Look for the word "Checked" in the entries and copy every line where it shows up.

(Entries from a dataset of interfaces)
------------------------------------------------------------

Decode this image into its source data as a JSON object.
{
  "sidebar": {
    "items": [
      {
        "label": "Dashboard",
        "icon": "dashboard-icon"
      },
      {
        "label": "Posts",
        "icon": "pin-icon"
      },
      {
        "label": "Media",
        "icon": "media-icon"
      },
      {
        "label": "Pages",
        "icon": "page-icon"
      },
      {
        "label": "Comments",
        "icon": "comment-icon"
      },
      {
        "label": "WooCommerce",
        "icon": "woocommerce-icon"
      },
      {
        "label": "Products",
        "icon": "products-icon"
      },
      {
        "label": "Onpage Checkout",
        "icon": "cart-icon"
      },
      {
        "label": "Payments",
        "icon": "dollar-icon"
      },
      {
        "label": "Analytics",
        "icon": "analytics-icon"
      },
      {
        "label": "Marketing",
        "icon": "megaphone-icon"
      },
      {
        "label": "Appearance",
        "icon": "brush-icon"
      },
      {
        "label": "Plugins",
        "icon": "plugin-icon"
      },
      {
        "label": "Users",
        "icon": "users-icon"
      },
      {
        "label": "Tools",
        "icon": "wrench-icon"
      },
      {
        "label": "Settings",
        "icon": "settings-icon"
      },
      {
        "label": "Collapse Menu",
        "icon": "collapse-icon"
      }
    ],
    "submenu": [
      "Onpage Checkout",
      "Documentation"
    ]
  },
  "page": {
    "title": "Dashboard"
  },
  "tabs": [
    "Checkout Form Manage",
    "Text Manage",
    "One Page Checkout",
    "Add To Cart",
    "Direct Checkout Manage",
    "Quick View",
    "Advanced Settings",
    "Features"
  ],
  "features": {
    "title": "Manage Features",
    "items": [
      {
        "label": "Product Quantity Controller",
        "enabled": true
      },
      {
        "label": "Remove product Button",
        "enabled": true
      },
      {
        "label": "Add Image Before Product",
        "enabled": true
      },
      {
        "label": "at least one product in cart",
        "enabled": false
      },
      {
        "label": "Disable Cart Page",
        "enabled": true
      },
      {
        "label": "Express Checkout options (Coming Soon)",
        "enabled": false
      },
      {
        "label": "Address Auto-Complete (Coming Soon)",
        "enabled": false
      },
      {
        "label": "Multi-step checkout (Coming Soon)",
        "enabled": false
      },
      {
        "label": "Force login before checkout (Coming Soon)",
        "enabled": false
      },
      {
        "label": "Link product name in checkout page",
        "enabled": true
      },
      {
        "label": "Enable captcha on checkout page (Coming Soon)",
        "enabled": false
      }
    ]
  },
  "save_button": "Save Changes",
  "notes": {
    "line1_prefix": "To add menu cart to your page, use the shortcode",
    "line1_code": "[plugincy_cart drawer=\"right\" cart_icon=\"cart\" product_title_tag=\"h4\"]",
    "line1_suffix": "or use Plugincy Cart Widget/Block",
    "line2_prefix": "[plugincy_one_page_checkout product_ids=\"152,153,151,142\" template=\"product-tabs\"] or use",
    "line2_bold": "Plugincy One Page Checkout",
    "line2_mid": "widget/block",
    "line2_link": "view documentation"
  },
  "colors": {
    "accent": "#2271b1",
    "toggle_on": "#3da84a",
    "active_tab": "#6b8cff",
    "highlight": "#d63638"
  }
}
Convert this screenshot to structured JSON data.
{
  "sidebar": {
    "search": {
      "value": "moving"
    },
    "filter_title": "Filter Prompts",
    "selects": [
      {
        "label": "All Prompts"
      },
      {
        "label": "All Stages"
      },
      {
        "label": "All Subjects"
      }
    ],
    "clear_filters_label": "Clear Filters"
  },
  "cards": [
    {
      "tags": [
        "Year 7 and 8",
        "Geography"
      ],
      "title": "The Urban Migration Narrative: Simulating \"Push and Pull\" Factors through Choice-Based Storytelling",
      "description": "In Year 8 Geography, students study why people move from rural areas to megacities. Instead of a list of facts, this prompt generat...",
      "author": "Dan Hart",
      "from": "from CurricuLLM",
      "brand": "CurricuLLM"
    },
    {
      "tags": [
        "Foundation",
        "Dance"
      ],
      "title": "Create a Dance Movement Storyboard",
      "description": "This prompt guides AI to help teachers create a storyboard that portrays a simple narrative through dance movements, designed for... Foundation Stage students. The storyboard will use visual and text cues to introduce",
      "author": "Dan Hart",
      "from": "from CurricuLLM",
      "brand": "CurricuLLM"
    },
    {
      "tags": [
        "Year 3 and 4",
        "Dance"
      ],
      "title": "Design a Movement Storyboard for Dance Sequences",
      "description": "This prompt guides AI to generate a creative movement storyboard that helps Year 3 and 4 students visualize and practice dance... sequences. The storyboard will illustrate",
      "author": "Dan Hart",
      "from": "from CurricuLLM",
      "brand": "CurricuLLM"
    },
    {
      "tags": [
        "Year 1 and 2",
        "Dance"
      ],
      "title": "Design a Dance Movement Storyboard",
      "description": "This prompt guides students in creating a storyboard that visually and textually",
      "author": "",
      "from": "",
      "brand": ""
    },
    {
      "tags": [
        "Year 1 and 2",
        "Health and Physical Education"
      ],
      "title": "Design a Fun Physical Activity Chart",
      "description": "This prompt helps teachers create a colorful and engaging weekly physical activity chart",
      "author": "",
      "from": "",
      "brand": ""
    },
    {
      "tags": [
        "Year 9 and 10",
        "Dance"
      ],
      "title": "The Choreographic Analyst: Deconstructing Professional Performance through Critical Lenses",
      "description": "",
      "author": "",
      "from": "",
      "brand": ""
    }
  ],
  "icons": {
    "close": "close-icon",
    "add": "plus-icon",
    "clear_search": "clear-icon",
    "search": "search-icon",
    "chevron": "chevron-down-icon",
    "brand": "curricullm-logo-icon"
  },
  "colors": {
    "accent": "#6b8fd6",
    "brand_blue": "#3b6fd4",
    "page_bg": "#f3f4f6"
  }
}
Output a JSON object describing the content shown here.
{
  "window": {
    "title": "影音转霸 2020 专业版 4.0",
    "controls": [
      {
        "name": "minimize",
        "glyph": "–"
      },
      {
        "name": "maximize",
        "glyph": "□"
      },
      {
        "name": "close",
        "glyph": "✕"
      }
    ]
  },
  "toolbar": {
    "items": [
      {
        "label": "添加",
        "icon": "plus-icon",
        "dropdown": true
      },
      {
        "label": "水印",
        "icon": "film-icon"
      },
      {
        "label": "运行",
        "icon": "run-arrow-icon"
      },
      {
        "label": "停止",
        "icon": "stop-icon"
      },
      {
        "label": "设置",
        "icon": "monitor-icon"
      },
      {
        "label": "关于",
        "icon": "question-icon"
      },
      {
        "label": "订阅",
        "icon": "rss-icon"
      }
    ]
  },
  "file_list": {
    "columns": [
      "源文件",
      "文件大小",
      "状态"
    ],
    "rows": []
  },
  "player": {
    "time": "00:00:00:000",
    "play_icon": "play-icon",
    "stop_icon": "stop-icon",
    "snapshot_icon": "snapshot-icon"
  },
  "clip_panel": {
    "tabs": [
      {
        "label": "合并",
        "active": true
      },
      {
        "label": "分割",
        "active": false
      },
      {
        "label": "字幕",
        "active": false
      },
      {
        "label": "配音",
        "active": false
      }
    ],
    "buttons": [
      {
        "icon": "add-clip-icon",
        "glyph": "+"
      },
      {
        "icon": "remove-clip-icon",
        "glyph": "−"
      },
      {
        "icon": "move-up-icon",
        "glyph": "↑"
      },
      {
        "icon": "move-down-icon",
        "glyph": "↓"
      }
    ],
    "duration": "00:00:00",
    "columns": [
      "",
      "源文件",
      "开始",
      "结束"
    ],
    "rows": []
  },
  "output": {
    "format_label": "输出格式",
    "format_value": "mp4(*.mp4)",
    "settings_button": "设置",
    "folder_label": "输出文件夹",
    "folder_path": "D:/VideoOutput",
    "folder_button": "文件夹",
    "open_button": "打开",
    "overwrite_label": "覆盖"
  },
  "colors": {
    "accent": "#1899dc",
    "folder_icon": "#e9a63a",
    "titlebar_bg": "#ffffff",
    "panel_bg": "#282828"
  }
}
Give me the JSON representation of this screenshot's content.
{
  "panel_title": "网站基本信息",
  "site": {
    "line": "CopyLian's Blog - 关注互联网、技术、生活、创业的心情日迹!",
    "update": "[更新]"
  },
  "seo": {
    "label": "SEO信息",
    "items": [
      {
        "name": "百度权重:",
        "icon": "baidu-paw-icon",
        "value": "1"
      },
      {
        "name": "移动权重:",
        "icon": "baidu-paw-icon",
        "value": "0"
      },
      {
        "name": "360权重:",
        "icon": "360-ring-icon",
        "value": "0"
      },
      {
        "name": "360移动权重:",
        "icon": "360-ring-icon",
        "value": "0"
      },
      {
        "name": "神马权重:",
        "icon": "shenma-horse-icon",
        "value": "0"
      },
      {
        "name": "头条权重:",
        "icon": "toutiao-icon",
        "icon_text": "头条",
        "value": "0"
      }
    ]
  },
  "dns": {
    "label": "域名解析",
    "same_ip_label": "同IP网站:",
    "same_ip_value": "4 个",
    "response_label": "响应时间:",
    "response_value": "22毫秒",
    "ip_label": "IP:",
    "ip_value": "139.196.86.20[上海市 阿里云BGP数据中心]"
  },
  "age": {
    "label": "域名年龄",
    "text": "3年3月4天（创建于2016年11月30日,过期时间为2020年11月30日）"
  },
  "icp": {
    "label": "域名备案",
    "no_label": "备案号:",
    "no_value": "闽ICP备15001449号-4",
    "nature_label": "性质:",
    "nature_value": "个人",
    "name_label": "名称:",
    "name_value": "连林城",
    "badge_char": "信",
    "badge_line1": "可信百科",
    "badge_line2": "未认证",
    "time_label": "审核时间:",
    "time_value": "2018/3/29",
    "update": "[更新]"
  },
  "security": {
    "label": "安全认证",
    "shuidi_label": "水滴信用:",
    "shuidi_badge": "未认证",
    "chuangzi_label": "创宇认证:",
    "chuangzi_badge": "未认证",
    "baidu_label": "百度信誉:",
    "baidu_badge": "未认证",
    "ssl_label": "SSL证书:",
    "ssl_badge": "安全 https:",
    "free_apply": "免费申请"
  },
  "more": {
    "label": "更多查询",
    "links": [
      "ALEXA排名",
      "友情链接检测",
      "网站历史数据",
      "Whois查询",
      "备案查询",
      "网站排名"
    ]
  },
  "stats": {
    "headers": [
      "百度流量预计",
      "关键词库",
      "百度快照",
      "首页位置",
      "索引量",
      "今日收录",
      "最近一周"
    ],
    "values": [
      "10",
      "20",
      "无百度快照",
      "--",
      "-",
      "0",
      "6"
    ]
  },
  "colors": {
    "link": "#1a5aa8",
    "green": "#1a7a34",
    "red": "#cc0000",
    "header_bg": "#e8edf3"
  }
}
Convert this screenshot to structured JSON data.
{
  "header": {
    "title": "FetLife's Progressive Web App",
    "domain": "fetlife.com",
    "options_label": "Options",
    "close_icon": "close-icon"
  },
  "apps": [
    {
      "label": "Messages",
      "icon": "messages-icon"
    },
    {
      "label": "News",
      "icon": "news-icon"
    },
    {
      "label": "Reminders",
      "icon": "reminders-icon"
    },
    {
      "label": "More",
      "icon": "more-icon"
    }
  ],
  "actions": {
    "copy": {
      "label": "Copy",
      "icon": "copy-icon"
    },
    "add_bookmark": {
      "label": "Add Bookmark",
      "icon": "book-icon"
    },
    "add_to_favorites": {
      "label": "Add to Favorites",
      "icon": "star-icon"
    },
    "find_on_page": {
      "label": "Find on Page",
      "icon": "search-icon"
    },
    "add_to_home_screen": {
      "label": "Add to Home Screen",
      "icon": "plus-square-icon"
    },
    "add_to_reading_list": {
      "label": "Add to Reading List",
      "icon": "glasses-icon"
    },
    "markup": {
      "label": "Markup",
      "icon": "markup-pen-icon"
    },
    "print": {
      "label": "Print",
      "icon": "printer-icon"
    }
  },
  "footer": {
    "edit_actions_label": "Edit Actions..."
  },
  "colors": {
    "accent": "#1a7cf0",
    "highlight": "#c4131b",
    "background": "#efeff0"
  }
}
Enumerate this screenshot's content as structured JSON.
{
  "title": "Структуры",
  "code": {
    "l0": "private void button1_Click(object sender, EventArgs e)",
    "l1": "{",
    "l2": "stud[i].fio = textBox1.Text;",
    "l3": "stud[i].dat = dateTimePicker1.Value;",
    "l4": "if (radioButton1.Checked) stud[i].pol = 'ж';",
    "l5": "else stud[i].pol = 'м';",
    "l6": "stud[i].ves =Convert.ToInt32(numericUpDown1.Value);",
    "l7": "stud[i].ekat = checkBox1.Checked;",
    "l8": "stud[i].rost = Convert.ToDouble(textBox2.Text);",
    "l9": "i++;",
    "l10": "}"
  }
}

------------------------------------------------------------

Reply.
    "l4": "if (radioButton1.Checked) stud[i].pol = 'ж';",
    "l7": "stud[i].ekat = checkBox1.Checked;",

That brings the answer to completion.